EXERCISE DETAILS ->
Could you copy every line of the data that contains "name"?

Data about app and page elements ->
☆ ☆ ☆ ☆ ☆
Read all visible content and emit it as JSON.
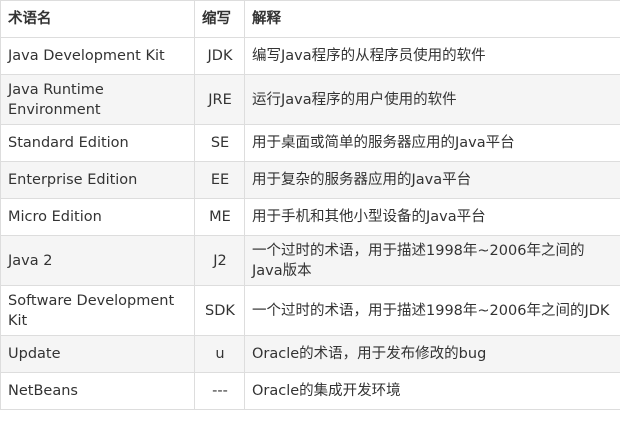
{
  "headers": {
    "term": "术语名",
    "abbr": "缩写",
    "desc": "解释"
  },
  "rows": [
    {
      "term": "Java Development Kit",
      "abbr": "JDK",
      "desc": "编写Java程序的从程序员使用的软件"
    },
    {
      "term": "Java Runtime Environment",
      "abbr": "JRE",
      "desc": "运行Java程序的用户使用的软件"
    },
    {
      "term": "Standard Edition",
      "abbr": "SE",
      "desc": "用于桌面或简单的服务器应用的Java平台"
    },
    {
      "term": "Enterprise Edition",
      "abbr": "EE",
      "desc": "用于复杂的服务器应用的Java平台"
    },
    {
      "term": "Micro Edition",
      "abbr": "ME",
      "desc": "用于手机和其他小型设备的Java平台"
    },
    {
      "term": "Java 2",
      "abbr": "J2",
      "desc": "一个过时的术语，用于描述1998年~2006年之间的Java版本"
    },
    {
      "term": "Software Development Kit",
      "abbr": "SDK",
      "desc": "一个过时的术语，用于描述1998年~2006年之间的JDK"
    },
    {
      "term": "Update",
      "abbr": "u",
      "desc": "Oracle的术语，用于发布修改的bug"
    },
    {
      "term": "NetBeans",
      "abbr": "---",
      "desc": "Oracle的集成开发环境"
    }
  ]
}
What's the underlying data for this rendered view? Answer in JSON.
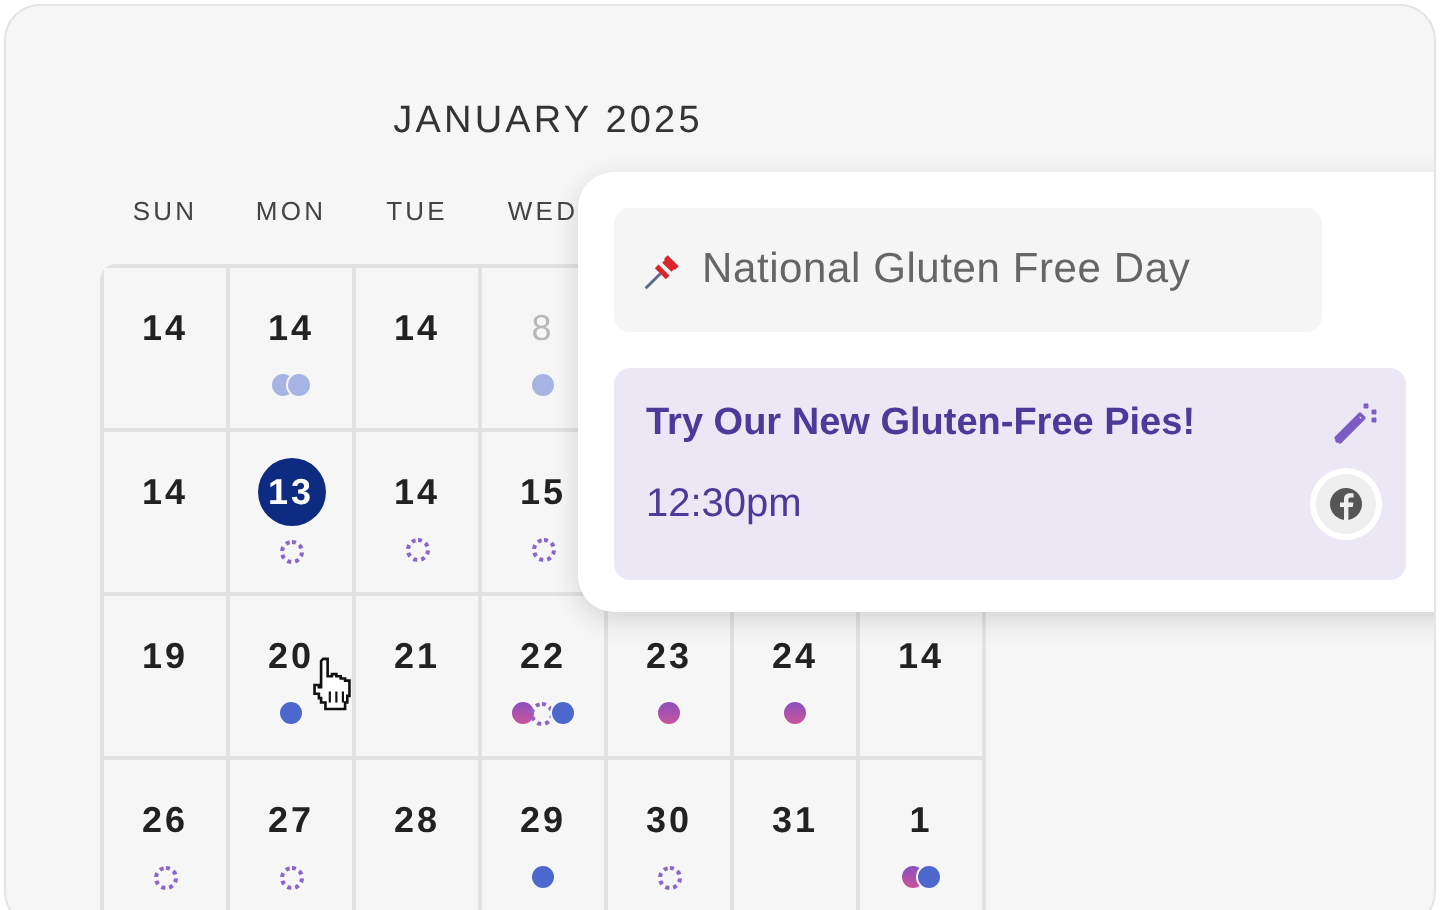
{
  "calendar": {
    "title": "JANUARY 2025",
    "weekdays": [
      "SUN",
      "MON",
      "TUE",
      "WED"
    ],
    "weeks": [
      {
        "days": [
          {
            "day": "14",
            "muted": false,
            "selected": false
          },
          {
            "day": "14",
            "muted": false,
            "selected": false,
            "dots": [
              {
                "kind": "solid",
                "color": "#a7b3e2"
              },
              {
                "kind": "solid",
                "color": "#a7b3e2"
              }
            ]
          },
          {
            "day": "14",
            "muted": false,
            "selected": false
          },
          {
            "day": "8",
            "muted": true,
            "selected": false,
            "dots": [
              {
                "kind": "solid",
                "color": "#a7b3e2"
              }
            ]
          }
        ]
      },
      {
        "days": [
          {
            "day": "14",
            "muted": false,
            "selected": false
          },
          {
            "day": "13",
            "muted": false,
            "selected": true,
            "dots": [
              {
                "kind": "ring"
              }
            ]
          },
          {
            "day": "14",
            "muted": false,
            "selected": false,
            "dots": [
              {
                "kind": "ring"
              }
            ]
          },
          {
            "day": "15",
            "muted": false,
            "selected": false,
            "dots": [
              {
                "kind": "ring"
              }
            ]
          }
        ]
      },
      {
        "days": [
          {
            "day": "19",
            "muted": false,
            "selected": false
          },
          {
            "day": "20",
            "muted": false,
            "selected": false,
            "dots": [
              {
                "kind": "solid",
                "color": "#4d68cc"
              }
            ]
          },
          {
            "day": "21",
            "muted": false,
            "selected": false
          },
          {
            "day": "22",
            "muted": false,
            "selected": false,
            "dots": [
              {
                "kind": "gradient"
              },
              {
                "kind": "ring"
              },
              {
                "kind": "solid",
                "color": "#4d68cc"
              }
            ]
          },
          {
            "day": "23",
            "muted": false,
            "selected": false,
            "dots": [
              {
                "kind": "gradient"
              }
            ]
          },
          {
            "day": "24",
            "muted": false,
            "selected": false,
            "dots": [
              {
                "kind": "gradient"
              }
            ]
          },
          {
            "day": "14",
            "muted": false,
            "selected": false
          }
        ]
      },
      {
        "days": [
          {
            "day": "26",
            "muted": false,
            "selected": false,
            "dots": [
              {
                "kind": "ring"
              }
            ]
          },
          {
            "day": "27",
            "muted": false,
            "selected": false,
            "dots": [
              {
                "kind": "ring"
              }
            ]
          },
          {
            "day": "28",
            "muted": false,
            "selected": false
          },
          {
            "day": "29",
            "muted": false,
            "selected": false,
            "dots": [
              {
                "kind": "solid",
                "color": "#4d68cc"
              }
            ]
          },
          {
            "day": "30",
            "muted": false,
            "selected": false,
            "dots": [
              {
                "kind": "ring"
              }
            ]
          },
          {
            "day": "31",
            "muted": false,
            "selected": false
          },
          {
            "day": "1",
            "muted": false,
            "selected": false,
            "dots": [
              {
                "kind": "gradient"
              },
              {
                "kind": "solid",
                "color": "#4d68cc"
              }
            ]
          }
        ]
      }
    ]
  },
  "popup": {
    "holiday": "National Gluten Free Day",
    "event": {
      "title": "Try Our New Gluten-Free Pies!",
      "time": "12:30pm"
    }
  }
}
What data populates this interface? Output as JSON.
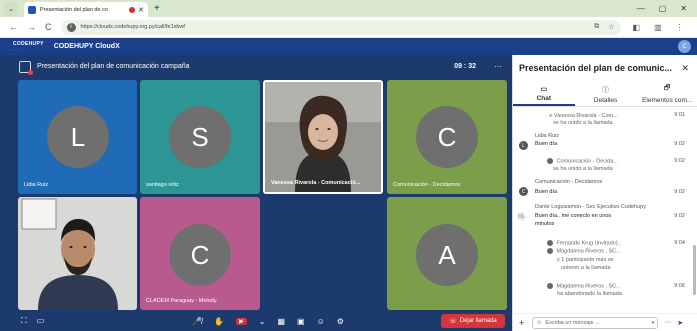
{
  "browser": {
    "tab_title": "Presentación del plan de co",
    "url": "https://cloudx.codehupy.org.py/call/fe1xbwf",
    "menu_glyph": "⌄",
    "tab_close_glyph": "✕",
    "new_tab_glyph": "+",
    "window_controls": {
      "minimize": "—",
      "maximize": "▢",
      "close": "✕"
    },
    "nav": {
      "back": "←",
      "forward": "→",
      "reload": "C"
    },
    "site_info_glyph": "i",
    "omni_icons": {
      "cast": "⧉",
      "bookmark": "☆"
    },
    "toolbar_icons": {
      "extensions": "◧",
      "sidebar": "▥",
      "menu": "⋮"
    }
  },
  "app": {
    "logo_text": "CODEHUPY",
    "logo_sub": "····",
    "title": "CODEHUPY CloudX",
    "user_initial": "C",
    "accent_color": "#1c3f8a"
  },
  "meeting": {
    "title": "Presentación del plan de comunicación campaña",
    "timer": "09 : 32",
    "more_glyph": "···",
    "tiles": [
      {
        "name": "Lidia Ruiz",
        "initial": "L",
        "color": "#1f6bb5",
        "has_video": false
      },
      {
        "name": "santiago ortiz",
        "initial": "S",
        "color": "#2e9595",
        "has_video": false
      },
      {
        "name": "Vanessa Rivarola - Comunicació...",
        "initial": "",
        "color": "#8a8a8a",
        "has_video": true,
        "active": true
      },
      {
        "name": "Comunicación - Decidamos",
        "initial": "C",
        "color": "#7a9e4a",
        "has_video": false
      },
      {
        "name": "",
        "initial": "",
        "color": "#5a5a5a",
        "has_video": true
      },
      {
        "name": "CLADEM Paraguay - Melody",
        "initial": "C",
        "color": "#b95a8e",
        "has_video": false
      },
      {
        "name": "",
        "initial": "A",
        "color": "#7a9e4a",
        "has_video": false
      }
    ],
    "toolbar": {
      "fullscreen_glyph": "⛶",
      "layout_glyph": "▭",
      "mic_glyph": "🎤̸",
      "raise_hand_glyph": "✋",
      "camera_off_glyph": "▶̸",
      "camera_menu_glyph": "⌄",
      "screen_share_glyph": "▦",
      "present_glyph": "▣",
      "reactions_glyph": "☺",
      "settings_glyph": "⚙",
      "leave_label": "Dejar llamada",
      "leave_glyph": "☏"
    }
  },
  "panel": {
    "title": "Presentación del plan de comunic...",
    "close_glyph": "✕",
    "tabs": [
      {
        "label": "Chat",
        "icon_glyph": "▭",
        "selected": true
      },
      {
        "label": "Detalles",
        "icon_glyph": "ⓘ",
        "selected": false
      },
      {
        "label": "Elementos com...",
        "icon_glyph": "🗗",
        "selected": false
      }
    ],
    "messages": {
      "m1_who": "Vanessa Rivarola - Com...",
      "m1_text": "se ha unido a la llamada",
      "m1_time": "9:01",
      "m2_sender": "Lidia Ruiz",
      "m2_text": "Buen día",
      "m2_time": "9:02",
      "m2_initial": "L",
      "m3_who": "Comunicación - Decida...",
      "m3_text": "se ha unido a la llamada",
      "m3_time": "9:02",
      "m4_sender": "Comunicación - Decidamos",
      "m4_text": "Buen día",
      "m4_time": "9:02",
      "m4_initial": "C",
      "m5_sender": "Dante Loguizamon - Sec Ejecutivo Codehupy",
      "m5_text_1": "Buen día.. me conecto en unos",
      "m5_text_2": "minutos",
      "m5_time": "9:02",
      "m5_initial": "DL",
      "m6_who_1": "Fernando Krug (Invitado) ,",
      "m6_who_2": "Magdalena Riveros , SC...",
      "m6_text_1": "y 1 participante más se",
      "m6_text_2": "unieron a la llamada",
      "m6_time": "9:04",
      "m7_who": "Magdalena Riveros , SC...",
      "m7_text": "ha abandonado la llamada",
      "m7_time": "9:06"
    },
    "composer": {
      "plus_glyph": "+",
      "emoji_glyph": "☺",
      "placeholder": "Escriba un mensaje ...",
      "dropdown_glyph": "▾",
      "more_glyph": "···",
      "send_glyph": "➤"
    }
  }
}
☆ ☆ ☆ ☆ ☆
ANSWER SECTION ->
        "name": "Lidia Ruiz",
        "name": "santiago ortiz",
        "name": "Vanessa Rivarola - Comunicació...",
        "name": "Comunicación - Decidamos",
        "name": "",
        "name": "CLADEM Paraguay - Melody",
        "name": "",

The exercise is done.